Interpretive host: Folks who love to be right where the action is in education and interpretive programming will enjoy these positions. These front-line hosts lead or assist with evening campfire programs, Junior Ranger programs for children, conduct lighthouse or historic tours, or do research to develop new presentations, brochures or exhibits.
Yurt or Cabin host: Hosts in this role provide friendly service to those with yurt or cabin reservations. You will welcome campers, answer questions, make light repairs, clean the facilities in between bookings, and help “sell” unreserved yurts or cabins to walk-in customers.
Extended stay or special project host: On occasion, parks need hosts with specific, professional skills to help them complete a longer-term project. Examples of past and current projects include helping to construct new cabins, installing playgrounds, designing new recreation programs, conducting natural or cultural resource inventories, taking photographs or administering visitor surveys.
Benefits of hosting
Submit an application
If you’re new to Oregon State Parks, please complete the application for New Park Hosts.
Please fully complete each section. This is how we are able to match your skills, interests, and preferences to the positions we have open.
The number and types of hosting opportunities vary from place to place and from season to season. We always try to make the best fit for both you and to meet park needs, but the more flexible you are, the more likely we can find a placement for you. If you'd like a list of parks that use hosts, click here.
If you are a returning OPRD host, please complete a Renewal Application. Continuing park hosts are expected to submit a renewal application each year.
Once we've received your application, you'll receive a confirmation e-mail from us. Then, you can contact parks directly to learn more about their host vacancies or to request an interview. It's a good idea to check out the Volunteer Openings page first to see what's available and being advertised.
Click here for more information on host recruitment and quick tips on how to land a host job:
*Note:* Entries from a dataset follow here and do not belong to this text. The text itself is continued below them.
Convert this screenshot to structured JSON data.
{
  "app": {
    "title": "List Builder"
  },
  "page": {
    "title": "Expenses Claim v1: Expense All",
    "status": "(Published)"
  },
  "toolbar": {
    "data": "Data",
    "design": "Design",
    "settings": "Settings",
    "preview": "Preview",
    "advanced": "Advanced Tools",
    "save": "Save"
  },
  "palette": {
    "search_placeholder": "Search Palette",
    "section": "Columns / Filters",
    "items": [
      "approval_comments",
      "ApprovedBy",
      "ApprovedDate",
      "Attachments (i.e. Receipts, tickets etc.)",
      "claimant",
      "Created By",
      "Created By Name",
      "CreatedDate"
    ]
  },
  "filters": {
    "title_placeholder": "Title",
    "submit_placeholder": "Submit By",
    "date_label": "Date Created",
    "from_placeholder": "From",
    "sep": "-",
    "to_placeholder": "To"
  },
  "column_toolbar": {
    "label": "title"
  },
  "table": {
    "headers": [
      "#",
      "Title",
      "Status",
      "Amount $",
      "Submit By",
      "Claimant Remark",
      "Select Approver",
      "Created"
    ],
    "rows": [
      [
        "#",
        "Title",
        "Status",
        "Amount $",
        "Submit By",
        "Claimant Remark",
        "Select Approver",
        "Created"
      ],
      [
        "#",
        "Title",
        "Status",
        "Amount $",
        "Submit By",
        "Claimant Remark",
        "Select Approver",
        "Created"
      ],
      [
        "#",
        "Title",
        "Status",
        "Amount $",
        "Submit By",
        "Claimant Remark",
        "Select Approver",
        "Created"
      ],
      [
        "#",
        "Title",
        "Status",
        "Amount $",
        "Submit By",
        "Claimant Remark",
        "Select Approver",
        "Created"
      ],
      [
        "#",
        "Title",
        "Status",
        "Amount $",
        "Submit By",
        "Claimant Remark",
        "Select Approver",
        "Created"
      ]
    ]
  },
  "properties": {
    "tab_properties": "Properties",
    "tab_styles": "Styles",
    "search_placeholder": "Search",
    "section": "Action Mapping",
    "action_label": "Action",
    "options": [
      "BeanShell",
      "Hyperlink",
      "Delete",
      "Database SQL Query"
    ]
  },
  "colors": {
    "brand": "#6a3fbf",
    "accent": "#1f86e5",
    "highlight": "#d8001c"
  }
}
We'll need to know how to reach you with both home and cell phone numbers, e-mails while you're traveling, or any message phone when you can't be reached. If you have updates on your contact information, please be sure to leave a message on our Volunteer Hotline at: 877-225-9803. Thanks!